[Component data from apps and pages]
◆ ◆ ◆ ◆ ◆

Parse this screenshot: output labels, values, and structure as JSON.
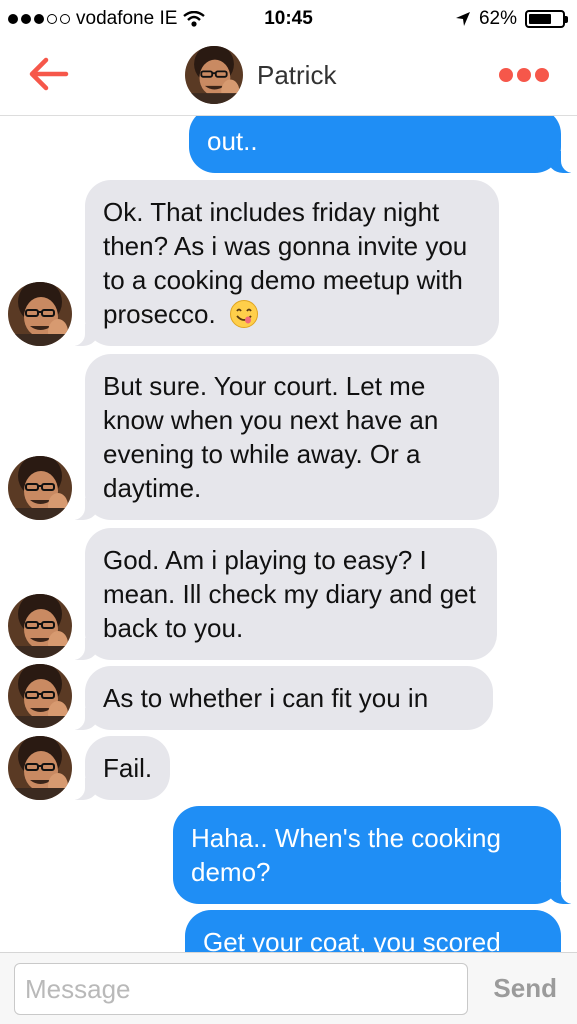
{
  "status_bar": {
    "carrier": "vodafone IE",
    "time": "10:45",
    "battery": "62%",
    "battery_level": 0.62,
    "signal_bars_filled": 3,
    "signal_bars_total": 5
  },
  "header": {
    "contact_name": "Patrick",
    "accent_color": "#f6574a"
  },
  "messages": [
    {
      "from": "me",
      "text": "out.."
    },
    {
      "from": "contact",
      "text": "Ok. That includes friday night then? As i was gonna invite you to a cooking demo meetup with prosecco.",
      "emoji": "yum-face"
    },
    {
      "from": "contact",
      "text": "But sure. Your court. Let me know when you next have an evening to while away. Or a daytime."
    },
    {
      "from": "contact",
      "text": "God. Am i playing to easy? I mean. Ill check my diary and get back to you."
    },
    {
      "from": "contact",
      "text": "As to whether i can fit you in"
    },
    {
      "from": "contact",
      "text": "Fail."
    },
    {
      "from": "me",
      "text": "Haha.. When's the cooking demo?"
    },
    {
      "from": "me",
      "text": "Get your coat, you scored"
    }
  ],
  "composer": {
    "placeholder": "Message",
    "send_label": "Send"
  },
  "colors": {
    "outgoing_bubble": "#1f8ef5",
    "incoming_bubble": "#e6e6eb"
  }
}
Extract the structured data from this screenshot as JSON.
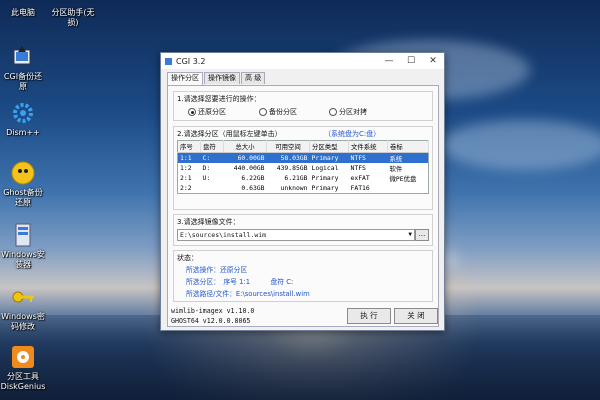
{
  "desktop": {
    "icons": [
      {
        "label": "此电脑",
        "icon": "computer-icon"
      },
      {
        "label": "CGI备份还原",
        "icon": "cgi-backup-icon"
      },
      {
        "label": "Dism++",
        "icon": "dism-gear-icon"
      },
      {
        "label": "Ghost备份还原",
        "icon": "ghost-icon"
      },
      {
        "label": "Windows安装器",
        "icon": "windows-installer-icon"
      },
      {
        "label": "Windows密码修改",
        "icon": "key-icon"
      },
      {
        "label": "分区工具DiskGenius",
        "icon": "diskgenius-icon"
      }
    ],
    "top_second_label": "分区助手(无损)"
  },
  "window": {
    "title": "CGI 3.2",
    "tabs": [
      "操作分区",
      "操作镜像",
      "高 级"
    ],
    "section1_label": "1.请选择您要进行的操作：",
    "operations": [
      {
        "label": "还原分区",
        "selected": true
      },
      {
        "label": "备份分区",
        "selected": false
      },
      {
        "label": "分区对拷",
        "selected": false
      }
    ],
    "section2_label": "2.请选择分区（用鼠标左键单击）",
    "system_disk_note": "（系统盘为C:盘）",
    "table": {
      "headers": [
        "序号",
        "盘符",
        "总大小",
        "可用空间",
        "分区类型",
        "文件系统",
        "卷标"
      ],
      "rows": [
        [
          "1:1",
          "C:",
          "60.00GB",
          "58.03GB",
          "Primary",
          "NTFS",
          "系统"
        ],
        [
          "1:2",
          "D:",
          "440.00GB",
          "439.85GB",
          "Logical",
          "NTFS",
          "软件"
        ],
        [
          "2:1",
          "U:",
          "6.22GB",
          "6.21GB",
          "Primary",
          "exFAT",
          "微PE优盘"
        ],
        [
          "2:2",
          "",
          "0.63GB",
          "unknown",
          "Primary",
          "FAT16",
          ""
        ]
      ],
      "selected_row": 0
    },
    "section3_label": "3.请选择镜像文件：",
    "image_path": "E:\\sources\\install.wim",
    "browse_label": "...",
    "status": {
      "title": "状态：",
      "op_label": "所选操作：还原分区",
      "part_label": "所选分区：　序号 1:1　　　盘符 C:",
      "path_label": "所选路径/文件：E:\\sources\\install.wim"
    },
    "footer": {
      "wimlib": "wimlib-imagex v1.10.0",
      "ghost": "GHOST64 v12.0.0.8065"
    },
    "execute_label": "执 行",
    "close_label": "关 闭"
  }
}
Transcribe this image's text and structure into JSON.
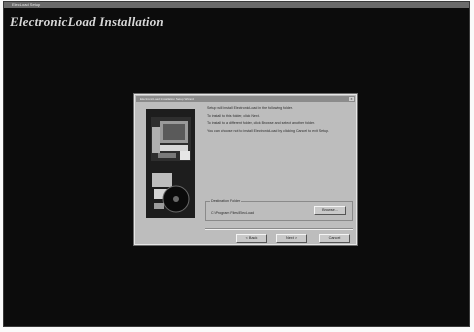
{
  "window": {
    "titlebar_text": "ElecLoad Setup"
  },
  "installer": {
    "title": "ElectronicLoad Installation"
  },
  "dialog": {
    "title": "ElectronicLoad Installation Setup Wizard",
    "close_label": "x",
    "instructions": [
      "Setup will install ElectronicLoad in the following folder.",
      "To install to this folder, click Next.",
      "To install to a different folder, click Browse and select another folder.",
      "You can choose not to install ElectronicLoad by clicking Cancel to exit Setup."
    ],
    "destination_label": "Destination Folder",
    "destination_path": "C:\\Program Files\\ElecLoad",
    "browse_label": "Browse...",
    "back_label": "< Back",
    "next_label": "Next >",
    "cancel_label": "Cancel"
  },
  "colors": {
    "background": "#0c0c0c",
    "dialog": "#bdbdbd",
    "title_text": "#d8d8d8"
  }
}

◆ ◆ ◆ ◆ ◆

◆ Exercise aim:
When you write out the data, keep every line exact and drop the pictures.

◆ Exercise result:
Parse this screenshot: output labels, values, and structure as JSON.
{
  "status_bar": {
    "carrier": "vodafone IE",
    "time": "10:45",
    "battery": "62%",
    "battery_level": 0.62,
    "signal_bars_filled": 3,
    "signal_bars_total": 5
  },
  "header": {
    "contact_name": "Patrick",
    "accent_color": "#f6574a"
  },
  "messages": [
    {
      "from": "me",
      "text": "out.."
    },
    {
      "from": "contact",
      "text": "Ok. That includes friday night then? As i was gonna invite you to a cooking demo meetup with prosecco.",
      "emoji": "yum-face"
    },
    {
      "from": "contact",
      "text": "But sure. Your court. Let me know when you next have an evening to while away. Or a daytime."
    },
    {
      "from": "contact",
      "text": "God. Am i playing to easy? I mean. Ill check my diary and get back to you."
    },
    {
      "from": "contact",
      "text": "As to whether i can fit you in"
    },
    {
      "from": "contact",
      "text": "Fail."
    },
    {
      "from": "me",
      "text": "Haha.. When's the cooking demo?"
    },
    {
      "from": "me",
      "text": "Get your coat, you scored"
    }
  ],
  "composer": {
    "placeholder": "Message",
    "send_label": "Send"
  },
  "colors": {
    "outgoing_bubble": "#1f8ef5",
    "incoming_bubble": "#e6e6eb"
  }
}
Extract the structured data from this screenshot as JSON.
{
  "desktop": {
    "icons": [
      {
        "label": "此电脑",
        "icon": "computer-icon"
      },
      {
        "label": "CGI备份还原",
        "icon": "cgi-backup-icon"
      },
      {
        "label": "Dism++",
        "icon": "dism-gear-icon"
      },
      {
        "label": "Ghost备份还原",
        "icon": "ghost-icon"
      },
      {
        "label": "Windows安装器",
        "icon": "windows-installer-icon"
      },
      {
        "label": "Windows密码修改",
        "icon": "key-icon"
      },
      {
        "label": "分区工具DiskGenius",
        "icon": "diskgenius-icon"
      }
    ],
    "top_second_label": "分区助手(无损)"
  },
  "window": {
    "title": "CGI 3.2",
    "tabs": [
      "操作分区",
      "操作镜像",
      "高 级"
    ],
    "section1_label": "1.请选择您要进行的操作：",
    "operations": [
      {
        "label": "还原分区",
        "selected": true
      },
      {
        "label": "备份分区",
        "selected": false
      },
      {
        "label": "分区对拷",
        "selected": false
      }
    ],
    "section2_label": "2.请选择分区（用鼠标左键单击）",
    "system_disk_note": "（系统盘为C:盘）",
    "table": {
      "headers": [
        "序号",
        "盘符",
        "总大小",
        "可用空间",
        "分区类型",
        "文件系统",
        "卷标"
      ],
      "rows": [
        [
          "1:1",
          "C:",
          "60.00GB",
          "58.03GB",
          "Primary",
          "NTFS",
          "系统"
        ],
        [
          "1:2",
          "D:",
          "440.00GB",
          "439.85GB",
          "Logical",
          "NTFS",
          "软件"
        ],
        [
          "2:1",
          "U:",
          "6.22GB",
          "6.21GB",
          "Primary",
          "exFAT",
          "微PE优盘"
        ],
        [
          "2:2",
          "",
          "0.63GB",
          "unknown",
          "Primary",
          "FAT16",
          ""
        ]
      ],
      "selected_row": 0
    },
    "section3_label": "3.请选择镜像文件：",
    "image_path": "E:\\sources\\install.wim",
    "browse_label": "...",
    "status": {
      "title": "状态：",
      "op_label": "所选操作：还原分区",
      "part_label": "所选分区：　序号 1:1　　　盘符 C:",
      "path_label": "所选路径/文件：E:\\sources\\install.wim"
    },
    "footer": {
      "wimlib": "wimlib-imagex v1.10.0",
      "ghost": "GHOST64 v12.0.0.8065"
    },
    "execute_label": "执 行",
    "close_label": "关 闭"
  }
}
Transcribe this image's text and structure into JSON.
{
  "window": {
    "titlebar_text": "ElecLoad Setup"
  },
  "installer": {
    "title": "ElectronicLoad Installation"
  },
  "dialog": {
    "title": "ElectronicLoad Installation Setup Wizard",
    "close_label": "x",
    "instructions": [
      "Setup will install ElectronicLoad in the following folder.",
      "To install to this folder, click Next.",
      "To install to a different folder, click Browse and select another folder.",
      "You can choose not to install ElectronicLoad by clicking Cancel to exit Setup."
    ],
    "destination_label": "Destination Folder",
    "destination_path": "C:\\Program Files\\ElecLoad",
    "browse_label": "Browse...",
    "back_label": "< Back",
    "next_label": "Next >",
    "cancel_label": "Cancel"
  },
  "colors": {
    "background": "#0c0c0c",
    "dialog": "#bdbdbd",
    "title_text": "#d8d8d8"
  }
}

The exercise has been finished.